### [Element data from apps and pages]
+ + + + + + +

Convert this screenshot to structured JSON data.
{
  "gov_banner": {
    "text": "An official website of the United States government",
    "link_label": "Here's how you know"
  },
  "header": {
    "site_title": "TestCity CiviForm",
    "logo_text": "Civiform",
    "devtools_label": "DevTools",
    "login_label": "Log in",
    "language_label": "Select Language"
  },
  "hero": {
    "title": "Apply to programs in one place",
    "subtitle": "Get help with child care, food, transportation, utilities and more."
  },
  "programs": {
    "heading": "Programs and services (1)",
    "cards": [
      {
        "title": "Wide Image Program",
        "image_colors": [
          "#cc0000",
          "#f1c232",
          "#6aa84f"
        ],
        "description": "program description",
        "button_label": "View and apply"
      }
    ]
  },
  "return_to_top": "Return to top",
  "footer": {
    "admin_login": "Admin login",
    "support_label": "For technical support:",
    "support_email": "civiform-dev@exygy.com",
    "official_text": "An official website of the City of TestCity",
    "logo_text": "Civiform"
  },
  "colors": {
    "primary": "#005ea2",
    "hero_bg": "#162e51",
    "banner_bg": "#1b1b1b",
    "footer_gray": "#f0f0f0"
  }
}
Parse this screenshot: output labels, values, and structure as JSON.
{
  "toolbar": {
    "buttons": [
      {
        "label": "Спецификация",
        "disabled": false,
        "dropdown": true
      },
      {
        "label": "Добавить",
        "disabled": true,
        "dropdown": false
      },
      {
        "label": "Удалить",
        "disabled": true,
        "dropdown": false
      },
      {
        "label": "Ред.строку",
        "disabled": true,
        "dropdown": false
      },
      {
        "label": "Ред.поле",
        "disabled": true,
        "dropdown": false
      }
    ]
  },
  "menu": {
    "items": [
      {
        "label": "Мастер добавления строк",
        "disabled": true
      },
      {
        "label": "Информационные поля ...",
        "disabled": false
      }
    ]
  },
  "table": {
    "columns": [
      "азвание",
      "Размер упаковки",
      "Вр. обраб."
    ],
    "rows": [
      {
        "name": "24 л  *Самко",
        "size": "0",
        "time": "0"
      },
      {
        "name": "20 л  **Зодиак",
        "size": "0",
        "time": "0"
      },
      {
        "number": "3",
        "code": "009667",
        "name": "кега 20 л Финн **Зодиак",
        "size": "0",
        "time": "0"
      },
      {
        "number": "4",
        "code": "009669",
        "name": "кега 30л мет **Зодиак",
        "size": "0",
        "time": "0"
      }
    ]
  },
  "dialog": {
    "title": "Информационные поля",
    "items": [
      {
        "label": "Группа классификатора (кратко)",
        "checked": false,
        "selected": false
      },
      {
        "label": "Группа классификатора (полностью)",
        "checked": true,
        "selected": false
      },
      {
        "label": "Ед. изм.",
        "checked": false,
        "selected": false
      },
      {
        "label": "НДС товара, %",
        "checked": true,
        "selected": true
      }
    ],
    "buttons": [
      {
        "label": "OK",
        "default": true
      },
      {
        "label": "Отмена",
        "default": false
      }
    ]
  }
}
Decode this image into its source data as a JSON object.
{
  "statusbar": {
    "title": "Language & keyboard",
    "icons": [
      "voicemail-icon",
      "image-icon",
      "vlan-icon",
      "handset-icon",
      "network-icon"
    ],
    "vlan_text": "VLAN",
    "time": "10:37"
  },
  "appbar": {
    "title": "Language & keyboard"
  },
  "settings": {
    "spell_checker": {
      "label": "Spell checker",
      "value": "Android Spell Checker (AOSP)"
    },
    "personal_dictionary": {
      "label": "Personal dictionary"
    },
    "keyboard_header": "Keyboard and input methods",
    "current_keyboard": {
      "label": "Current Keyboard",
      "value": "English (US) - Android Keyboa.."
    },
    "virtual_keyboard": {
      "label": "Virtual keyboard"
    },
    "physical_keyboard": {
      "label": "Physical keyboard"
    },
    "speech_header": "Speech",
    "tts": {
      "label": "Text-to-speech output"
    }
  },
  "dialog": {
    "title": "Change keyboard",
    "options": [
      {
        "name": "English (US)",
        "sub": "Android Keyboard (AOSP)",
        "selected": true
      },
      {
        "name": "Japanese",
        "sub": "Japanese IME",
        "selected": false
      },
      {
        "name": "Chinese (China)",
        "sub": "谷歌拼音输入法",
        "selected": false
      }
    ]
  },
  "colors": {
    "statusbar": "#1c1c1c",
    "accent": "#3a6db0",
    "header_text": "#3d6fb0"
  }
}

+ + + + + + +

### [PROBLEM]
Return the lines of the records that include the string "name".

### [PROBLEM SOLUTION]
        "name": "24 л  *Самко",
        "name": "20 л  **Зодиак",
        "name": "кега 20 л Финн **Зодиак",
        "name": "кега 30л мет **Зодиак",
        "name": "English (US)",
        "name": "Japanese",
        "name": "Chinese (China)",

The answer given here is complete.